Urban Forest Soil Health
Combating the exterminators of soil biology beyond the forest
Written by Geoff Niblett
ISA Certification: ON 1719-A
A remarkable measure of tree health can by attributed to the health of the soil. I say that like the soil is a living thing. In fact, it is! So much of our soils are alive. If you dig your hands into a forest floor and pick up a handful of earth, more than half of what you’re holding may be alive. This active soil biology is responsible for the ongoing nutrient contribution for the roots. The cycle of foliage, branches, and dead trees landing on the forest floor, being broken down and decomposed by insects, fungi and bacteria is critical to a healthy forest.

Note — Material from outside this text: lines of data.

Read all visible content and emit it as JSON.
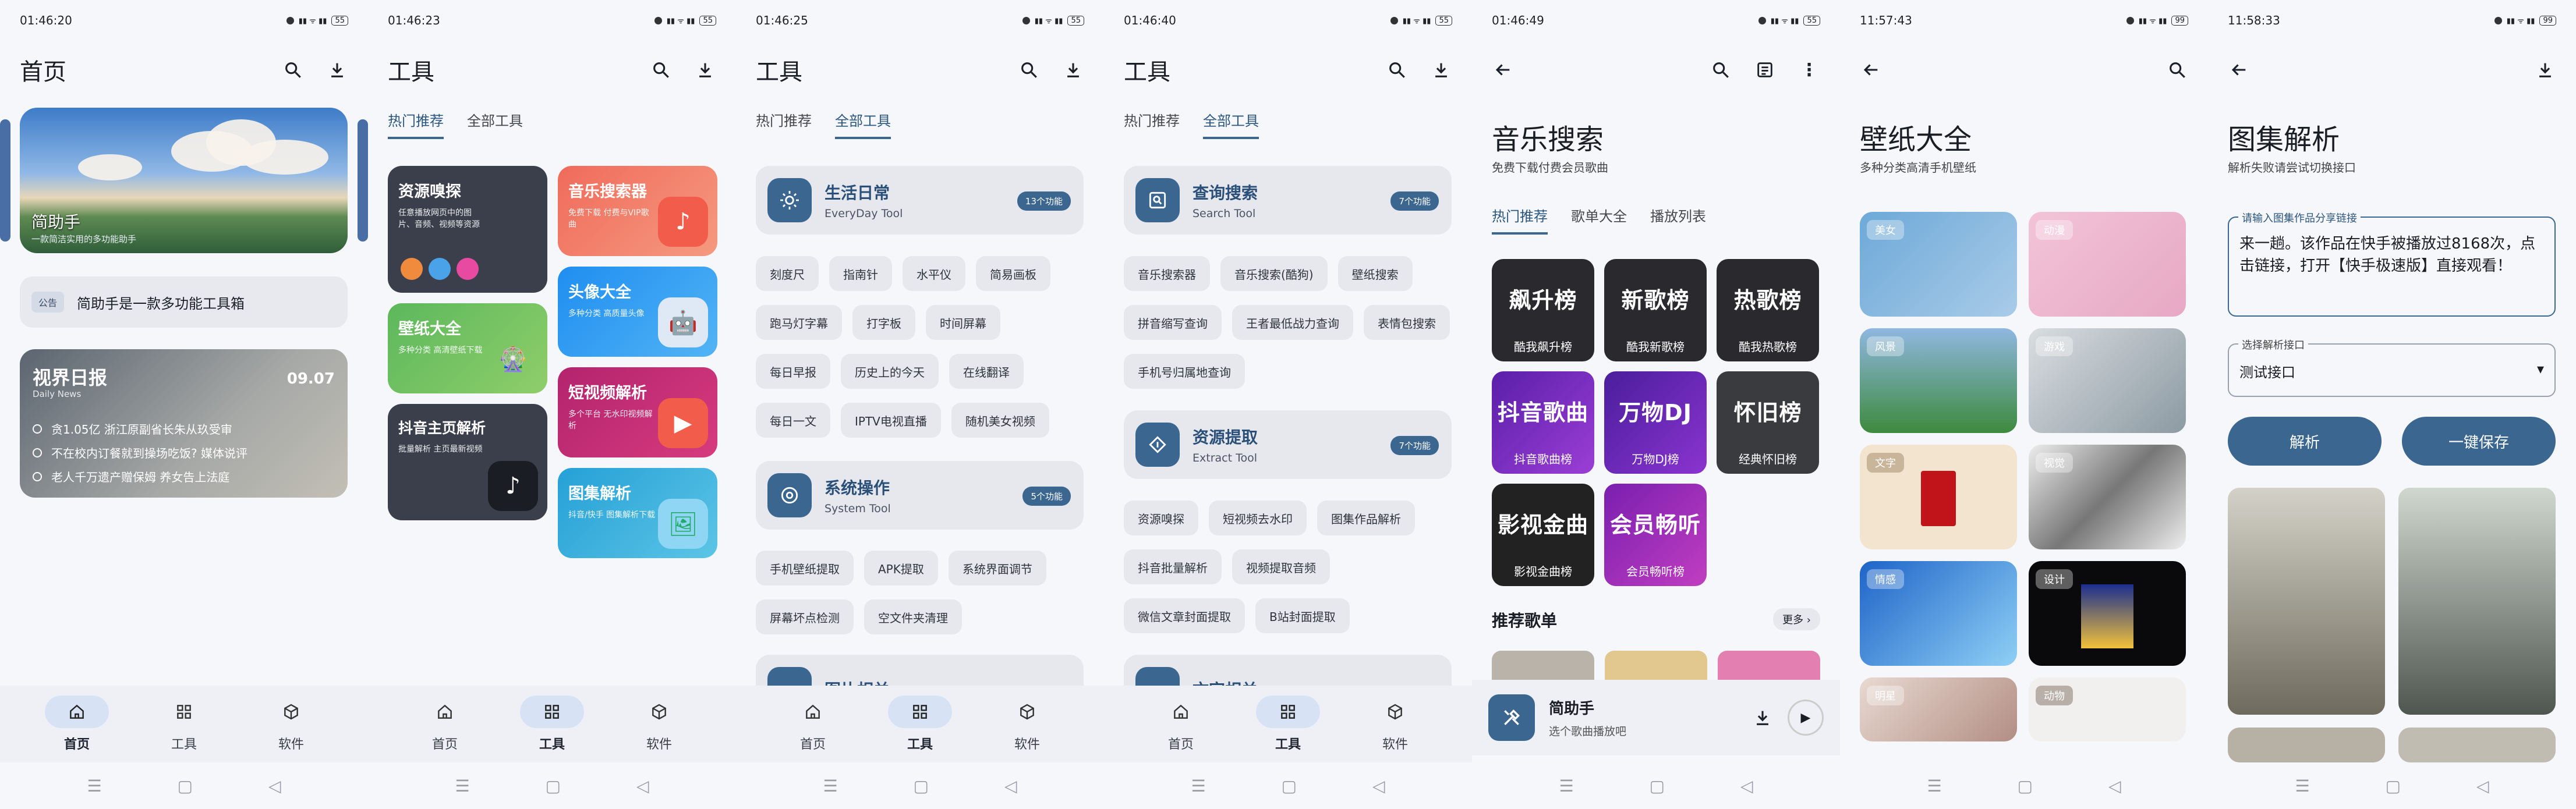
{
  "screens": [
    {
      "time": "01:46:20",
      "title": "首页",
      "hero": {
        "title": "简助手",
        "sub": "一款简洁实用的多功能助手"
      },
      "notice": {
        "badge": "公告",
        "text": "简助手是一款多功能工具箱"
      },
      "daily": {
        "title": "视界日报",
        "en": "Daily News",
        "date": "09.07",
        "items": [
          "贪1.05亿 浙江原副省长朱从玖受审",
          "不在校内订餐就到操场吃饭? 媒体说评",
          "老人千万遗产赠保姆 养女告上法庭"
        ]
      }
    },
    {
      "time": "01:46:23",
      "title": "工具",
      "tabs": [
        "热门推荐",
        "全部工具"
      ],
      "cards": [
        {
          "title": "资源嗅探",
          "sub": "任意播放网页中的图片、音频、视频等资源"
        },
        {
          "title": "音乐搜索器",
          "sub": "免费下载 付费与VIP歌曲"
        },
        {
          "title": "壁纸大全",
          "sub": "多种分类 高清壁纸下载"
        },
        {
          "title": "头像大全",
          "sub": "多种分类 高质量头像"
        },
        {
          "title": "抖音主页解析",
          "sub": "批量解析 主页最新视频"
        },
        {
          "title": "短视频解析",
          "sub": "多个平台 无水印视频解析"
        },
        {
          "title": "图集解析",
          "sub": "抖音/快手 图集解析下载"
        }
      ]
    },
    {
      "time": "01:46:25",
      "title": "工具",
      "tabs": [
        "热门推荐",
        "全部工具"
      ],
      "sections": [
        {
          "name": "生活日常",
          "en": "EveryDay Tool",
          "count": "13个功能",
          "chips": [
            "刻度尺",
            "指南针",
            "水平仪",
            "简易画板",
            "跑马灯字幕",
            "打字板",
            "时间屏幕",
            "每日早报",
            "历史上的今天",
            "在线翻译",
            "每日一文",
            "IPTV电视直播",
            "随机美女视频"
          ]
        },
        {
          "name": "系统操作",
          "en": "System Tool",
          "count": "5个功能",
          "chips": [
            "手机壁纸提取",
            "APK提取",
            "系统界面调节",
            "屏幕坏点检测",
            "空文件夹清理"
          ]
        },
        {
          "name": "图片相关",
          "en": "",
          "count": ""
        }
      ]
    },
    {
      "time": "01:46:40",
      "title": "工具",
      "tabs": [
        "热门推荐",
        "全部工具"
      ],
      "sections": [
        {
          "name": "查询搜索",
          "en": "Search Tool",
          "count": "7个功能",
          "chips": [
            "音乐搜索器",
            "音乐搜索(酷狗)",
            "壁纸搜索",
            "拼音缩写查询",
            "王者最低战力查询",
            "表情包搜索",
            "手机号归属地查询"
          ]
        },
        {
          "name": "资源提取",
          "en": "Extract Tool",
          "count": "7个功能",
          "chips": [
            "资源嗅探",
            "短视频去水印",
            "图集作品解析",
            "抖音批量解析",
            "视频提取音频",
            "微信文章封面提取",
            "B站封面提取"
          ]
        },
        {
          "name": "文字相关",
          "en": "",
          "count": ""
        }
      ]
    },
    {
      "time": "01:46:49",
      "title": "音乐搜索",
      "sub": "免费下载付费会员歌曲",
      "tabs": [
        "热门推荐",
        "歌单大全",
        "播放列表"
      ],
      "cards": [
        {
          "big": "飙升榜",
          "cap": "酷我飙升榜"
        },
        {
          "big": "新歌榜",
          "cap": "酷我新歌榜"
        },
        {
          "big": "热歌榜",
          "cap": "酷我热歌榜"
        },
        {
          "big": "抖音歌曲",
          "cap": "抖音歌曲榜"
        },
        {
          "big": "万物DJ",
          "cap": "万物DJ榜"
        },
        {
          "big": "怀旧榜",
          "cap": "经典怀旧榜"
        },
        {
          "big": "影视金曲",
          "cap": "影视金曲榜"
        },
        {
          "big": "会员畅听",
          "cap": "会员畅听榜"
        }
      ],
      "section": "推荐歌单",
      "more": "更多",
      "player": {
        "name": "简助手",
        "sub": "选个歌曲播放吧"
      }
    },
    {
      "time": "11:57:43",
      "title": "壁纸大全",
      "sub": "多种分类高清手机壁纸",
      "tags": [
        "美女",
        "动漫",
        "风景",
        "游戏",
        "文字",
        "视觉",
        "情感",
        "设计",
        "明星",
        "动物"
      ]
    },
    {
      "time": "11:58:33",
      "title": "图集解析",
      "sub": "解析失败请尝试切换接口",
      "input": {
        "label": "请输入图集作品分享链接",
        "value": "来一趟。该作品在快手被播放过8168次，点击链接，打开【快手极速版】直接观看！"
      },
      "select": {
        "label": "选择解析接口",
        "value": "测试接口"
      },
      "buttons": [
        "解析",
        "一键保存"
      ]
    }
  ],
  "nav": [
    "首页",
    "工具",
    "软件"
  ],
  "colors": {
    "accent": "#3a6690",
    "tab": "#2b567f"
  }
}
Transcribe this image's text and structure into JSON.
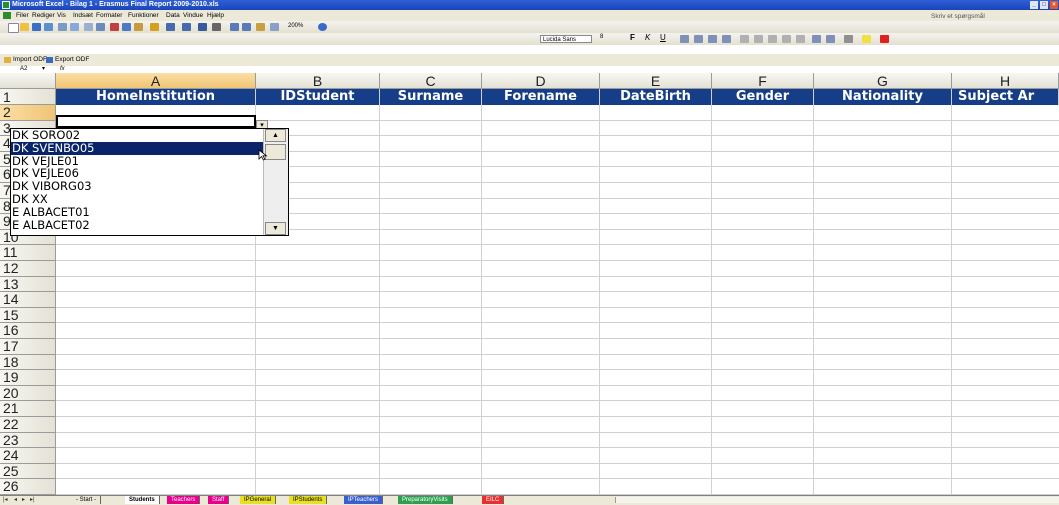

In an urban setting much of this cycle is interrupted by countless factors. Simply removing downed foliage each Autumn is one of these factors! The foliage each year would provide a source of organic matter which will feed the many living things waiting below the turf. Composting can be an easy way to combat the lack of organic matter and feed the soil biology, but some contributors are not as easy to fix. Some of the most common contributors that I come across regularly are:
- Poor drainage leading the water buildup in a soil (effectively displacing oxygen in the soil) will kill off most soil biology, prompting a long recovery once the drainage is fixed. Soil compaction can have the exact same affect.
- The icy winter months prompt salt use, and since it is not practical for us to say not to use salt, we can help manage the salt buildup in the soil come Spring.
- New construction will disrupt the natural layers of soil, and will also scrape away the topsoil to sell it somewhere else, leaving a light-brown/grey, defunct soil. Good luck to any plants moving into this property. At least you can go to the store and buy your top soil back at a marked up price after it sits in a sealed bag for a few weeks!
- Turf presents competition to trees, but is very minor in comparison to the previously mentioned factors.
I have met with many home-owners who have been paying for services that simply do not address the problem at hand. If the soil is in a condition that cannot support the regular life cycle because it is either completely compacted or saturated, fertilizing will be ineffective. Not only does the soil require oxygen to maintain it’s continuity, but the roots require oxygen to receive the nutrients that surround the root tips in the soil. In addition, over fertilizing (specifically with high phosphorus fertilizer) can trick the tree to end it’s symbiotic relationship with the critical fungi in the soil (mycorrhizae). Since the tree think’s it has more than enough of what it needs (albeit, over a blink of time relative to the tree’s life), it tells the fungi that it is no longer needed, sends the breakup message, and finds out rather quickly (later in the season) that the well has dried up as the fertilizer is leached or absorbed, and the fungi has moved on. This is a sad story.
Since there are so many factors that can negatively affect our soils, there is not a single application that can repair all soil damage. At True North, our consultants are educated and trained to identify these issues, and help create a solution for the problem at hand. Give us a call and we will be happy to provide a free consultation to inspect your property!